The Yankees will get to the postseason if Phil Hughes can keep delivering starts similar to the ones he's delivered over the last couple of weeks. Hughes has 16 quality starts on the year and four in his last five games. The reality is, Hughes has been there this whole year and has become one of the Yankees most reliable pitchers.
He leads the team in wins.
He may mix in a sub-par outing like he did on September 2nd against the Orioles but more often than not, Hughes has been sharp and he's given the Yankees the opportunity to win most of the games he's started. The Yankees have a lot of confidence that Hughes is the man to help get them to the playoffs and if they get there, expect him to start a game.

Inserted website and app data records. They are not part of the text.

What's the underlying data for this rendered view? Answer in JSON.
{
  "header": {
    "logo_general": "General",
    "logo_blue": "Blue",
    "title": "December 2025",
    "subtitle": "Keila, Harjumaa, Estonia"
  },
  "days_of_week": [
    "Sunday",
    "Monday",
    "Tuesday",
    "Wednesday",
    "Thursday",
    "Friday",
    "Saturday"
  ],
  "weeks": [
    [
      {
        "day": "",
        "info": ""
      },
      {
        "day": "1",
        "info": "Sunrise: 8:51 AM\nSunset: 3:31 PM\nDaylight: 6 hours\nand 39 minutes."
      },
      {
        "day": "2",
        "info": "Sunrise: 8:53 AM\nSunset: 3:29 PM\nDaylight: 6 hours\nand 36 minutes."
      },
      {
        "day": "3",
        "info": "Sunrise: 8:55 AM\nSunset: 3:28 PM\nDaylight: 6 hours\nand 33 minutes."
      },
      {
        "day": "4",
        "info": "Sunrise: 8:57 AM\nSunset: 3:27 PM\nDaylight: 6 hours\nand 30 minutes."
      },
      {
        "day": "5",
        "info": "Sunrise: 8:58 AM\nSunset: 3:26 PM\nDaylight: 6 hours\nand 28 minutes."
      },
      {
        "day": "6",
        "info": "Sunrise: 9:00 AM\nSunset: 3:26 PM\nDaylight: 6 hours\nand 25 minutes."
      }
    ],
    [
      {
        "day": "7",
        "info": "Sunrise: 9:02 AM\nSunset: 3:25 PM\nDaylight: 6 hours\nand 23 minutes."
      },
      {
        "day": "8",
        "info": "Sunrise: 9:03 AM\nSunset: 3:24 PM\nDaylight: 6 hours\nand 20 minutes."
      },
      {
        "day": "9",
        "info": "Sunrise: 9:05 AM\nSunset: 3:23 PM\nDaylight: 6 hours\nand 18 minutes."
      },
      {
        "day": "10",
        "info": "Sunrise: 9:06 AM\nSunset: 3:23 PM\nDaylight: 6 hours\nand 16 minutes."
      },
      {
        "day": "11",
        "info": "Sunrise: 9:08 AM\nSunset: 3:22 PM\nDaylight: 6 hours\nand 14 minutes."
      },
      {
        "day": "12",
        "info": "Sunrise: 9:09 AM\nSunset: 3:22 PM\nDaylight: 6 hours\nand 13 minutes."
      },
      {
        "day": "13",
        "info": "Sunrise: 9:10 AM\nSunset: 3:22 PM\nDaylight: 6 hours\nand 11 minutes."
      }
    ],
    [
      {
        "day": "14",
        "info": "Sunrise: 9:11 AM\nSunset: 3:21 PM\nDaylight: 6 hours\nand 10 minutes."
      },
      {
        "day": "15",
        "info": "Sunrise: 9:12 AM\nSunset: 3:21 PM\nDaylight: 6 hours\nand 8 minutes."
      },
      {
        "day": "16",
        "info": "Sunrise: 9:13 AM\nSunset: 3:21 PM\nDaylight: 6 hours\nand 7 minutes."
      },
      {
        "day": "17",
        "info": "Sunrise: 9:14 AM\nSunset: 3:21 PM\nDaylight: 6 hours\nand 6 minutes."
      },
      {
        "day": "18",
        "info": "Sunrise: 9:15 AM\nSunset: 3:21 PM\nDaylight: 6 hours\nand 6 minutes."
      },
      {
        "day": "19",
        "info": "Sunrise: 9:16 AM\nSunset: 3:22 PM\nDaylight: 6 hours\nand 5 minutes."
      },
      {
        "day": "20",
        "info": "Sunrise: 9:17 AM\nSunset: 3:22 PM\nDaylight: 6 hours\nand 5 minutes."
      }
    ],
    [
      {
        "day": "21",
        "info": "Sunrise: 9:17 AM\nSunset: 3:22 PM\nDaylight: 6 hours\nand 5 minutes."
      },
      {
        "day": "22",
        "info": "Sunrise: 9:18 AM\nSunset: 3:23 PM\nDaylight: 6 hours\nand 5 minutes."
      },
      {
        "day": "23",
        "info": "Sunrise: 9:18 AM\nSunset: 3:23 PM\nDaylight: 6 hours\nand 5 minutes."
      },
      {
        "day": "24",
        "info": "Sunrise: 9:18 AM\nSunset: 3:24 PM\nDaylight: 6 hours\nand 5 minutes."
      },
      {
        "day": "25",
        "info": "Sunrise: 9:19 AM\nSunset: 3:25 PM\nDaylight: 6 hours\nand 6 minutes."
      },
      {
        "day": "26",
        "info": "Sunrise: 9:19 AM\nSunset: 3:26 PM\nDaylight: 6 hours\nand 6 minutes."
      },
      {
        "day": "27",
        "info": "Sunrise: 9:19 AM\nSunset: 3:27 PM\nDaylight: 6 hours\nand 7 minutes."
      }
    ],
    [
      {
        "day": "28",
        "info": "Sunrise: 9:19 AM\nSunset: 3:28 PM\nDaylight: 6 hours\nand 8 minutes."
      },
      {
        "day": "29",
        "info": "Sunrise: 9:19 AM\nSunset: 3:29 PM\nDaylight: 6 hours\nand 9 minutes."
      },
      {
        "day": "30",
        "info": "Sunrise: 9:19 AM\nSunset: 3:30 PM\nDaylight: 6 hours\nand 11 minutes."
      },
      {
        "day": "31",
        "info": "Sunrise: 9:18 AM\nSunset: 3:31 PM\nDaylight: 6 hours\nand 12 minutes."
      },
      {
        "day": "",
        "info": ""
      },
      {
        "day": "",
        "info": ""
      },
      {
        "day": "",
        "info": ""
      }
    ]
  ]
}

Felix Doubront has racked up a lot of strikeouts and sports a 10-8 record, though he’s mixed in some clunkers. In fact, Doubront has been on a very rocky stretch of late and interestingly enough, his last good outing came against the Yankees in late July. He’s given up 146 hits in 134.2 innings pitched and, like Phil Hughes, is prone to giving up the long ball